Neuron Culture

Archives for August, 2008

You can’t make this stuff up. From Very Short List: Science Brian May, the bushy-haired guitarist for Queen, recently completed his astrophysics thesis, which he began in the early 1970s as a grad student at Imperial College in London. Although May was a promising young scientist, he decided to take a break from research in…

A couple of the shinier stones I’ve come across on the web lately: Somatosphere is a new blog about medical anthropology (think sociology and politics of medicine, only with a bit more critical distance; it’s about how culture shapes medicine) written by McGill University post-doc Eugene Raikhel and others. They’re just getting started but already…

Walter Benjamin’s Writing Tips

Walter Benjamin is a very interesting writer, with a wild range of work (music, Marx, hashish, much much more), a highly distinctive style and one of those early-20th-century European lives that seems impossibly full of intense cultural force and historical fate; his memoir of his youth, Berlin Childhood Around 1900, is particularly affecting, and painful…

When I called out a Scientific American post yesterday about a rise in measles cases because of unvaccinated children, I forgot to include a link to a longer story on the same issue that ran in the NY Times. It’s short, but worth a look as well: Measles Cases Grow in Number, and Officials Blame…

Surgeon, attributed to Jan Sanders van Hemessen, c. 1550. Museo del Prado, Madrid Over at Biophemera, a ScienceBlog I’ve somehow overlooked to date, biologist and artist Jessica Palmer ponders a question raised by a number of Renaissance paintings depicting surgeons removing “stones of madness” from patients’s skulls: Did surgeons (or quacks) sham these operations? It’s…

This one’s causing a dust-up over at the Scientific American’s “60-Second Science” blog Measles is back, and it’s because your kids aren’t vaccinatedDavid Biello If you didn’t vaccinate your kids, you too could find yourself partly responsible for the resurgence of a disease thought eliminated in 2000. Measles—a highly contagious disease-causing virus—is making a comeback…

What’s the world coming to? This irresistible news nugget comes from Al Tompkins at Poynter Online: Beer Kegs Attract Thieves USA Today said: Across the country, crooks are snatching stainless steel kegs in alleyways behind bars and breweries or not returning them after keggers to sell for scrap metal. The trend comes as the stainless…

Math Prof Jobs Go Unfilled (sort of)

And not-so-good news. As much of the math instruction in my own hometown school district (which was recently ranked as one of the best in the nation) is abysmal, news about poor math skills and instruction catches my eye. The news below, from Science, adds to the growing pile.  U.S. HIGHER EDUCATION: Departments Scramble to…

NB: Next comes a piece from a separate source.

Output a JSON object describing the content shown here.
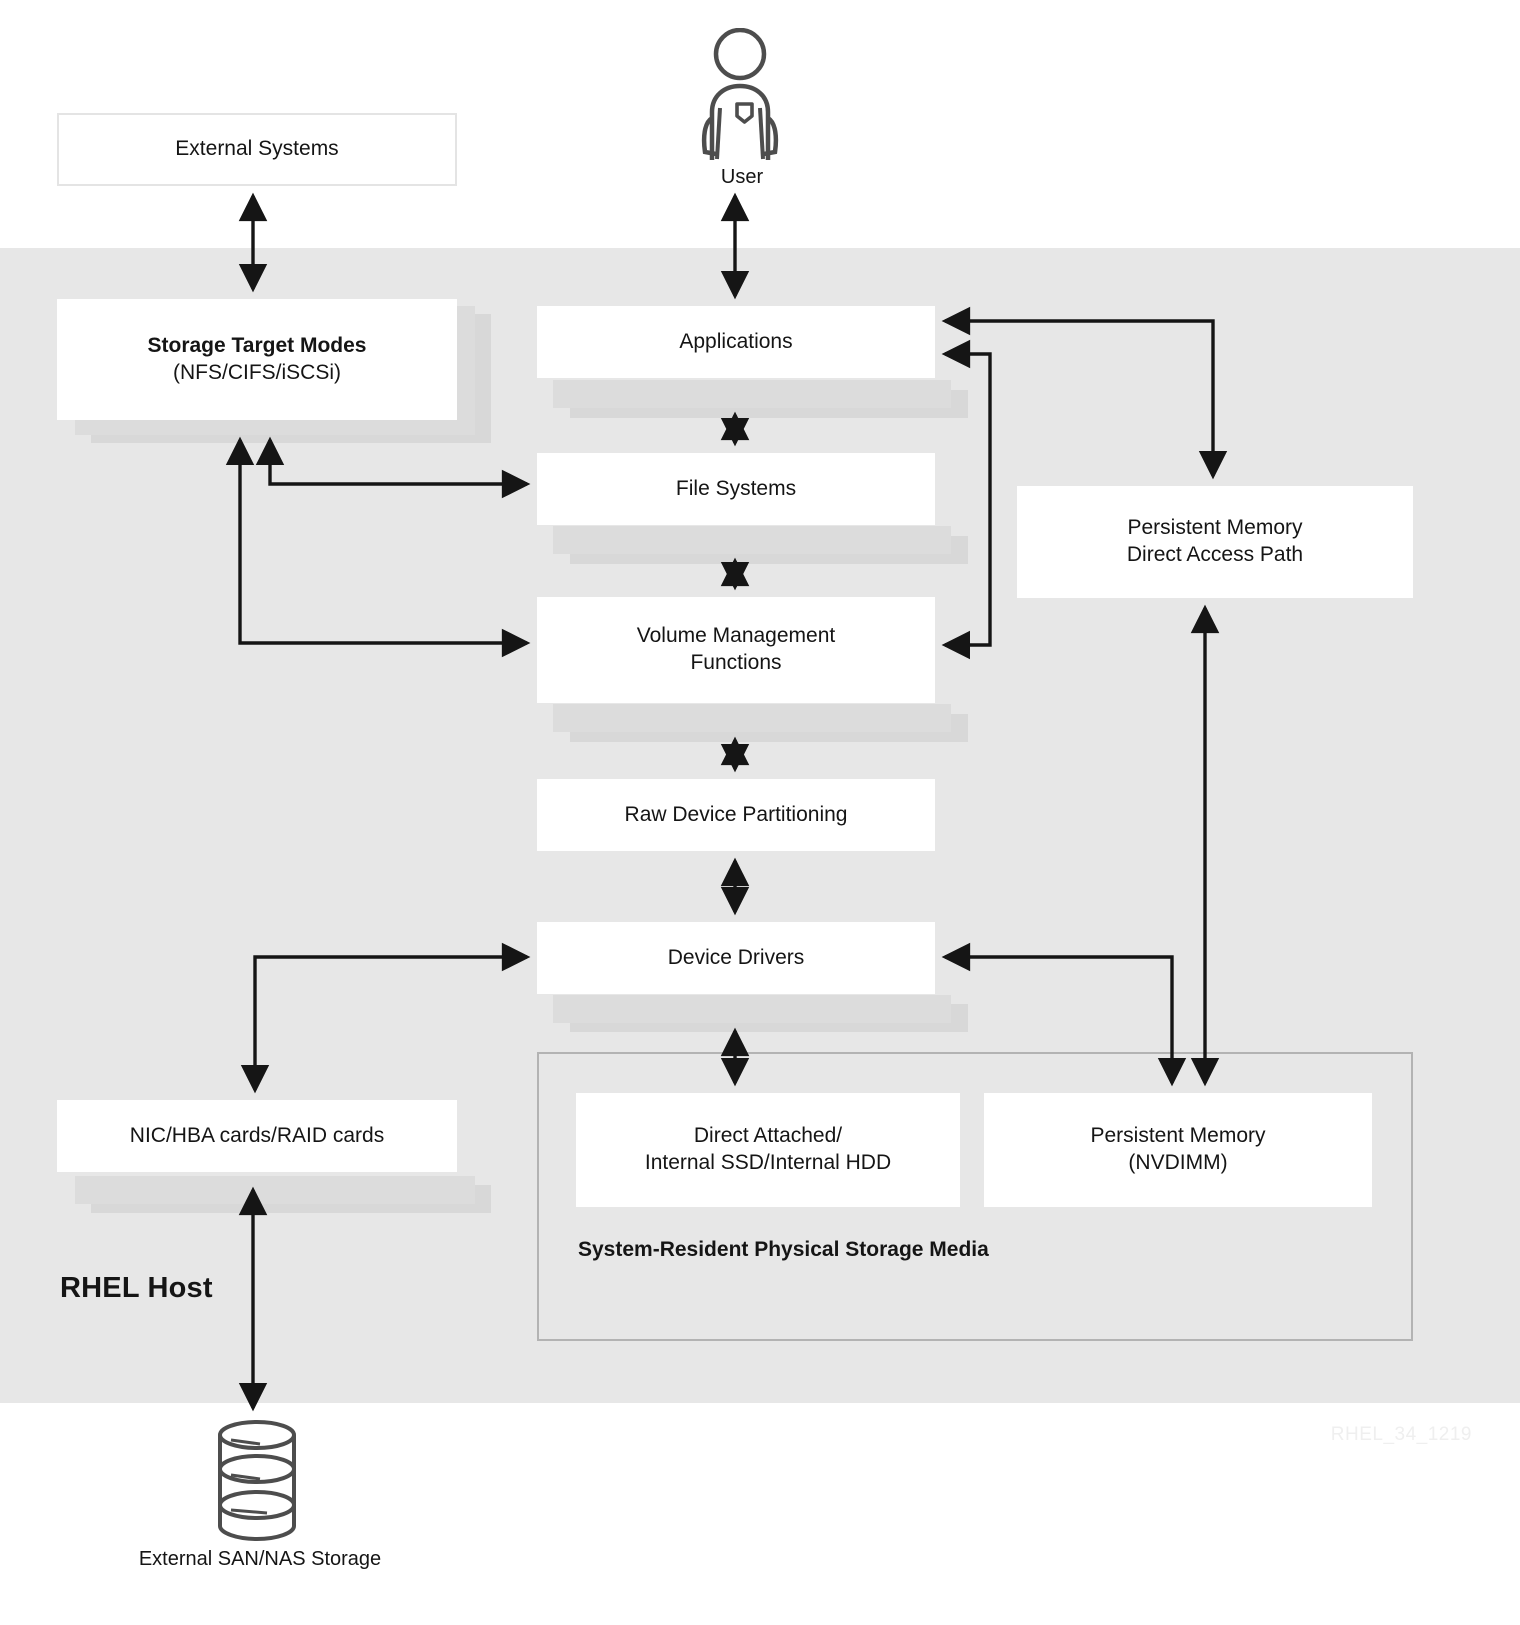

And some good news, from Inside Higher Ed: ‘U.S. News’ Sees Drop in Participation Even though many colleges will boast today about their placement in the annual rankings by U.S. News & World Report, more colleges than ever are declining to participate in the survey that makes up the single largest part of the magazine’s…

from the NY Times: Sour Grapes The news that Wine Spectator magazine was scammed into giving an Award of Excellence to a non-existent restaurant has been greeted with guffaws by schadenfreude fans and with fury by the magazine’s editor. But longtime readers of the Dining section might have seen this coming. Five years ago Amanda…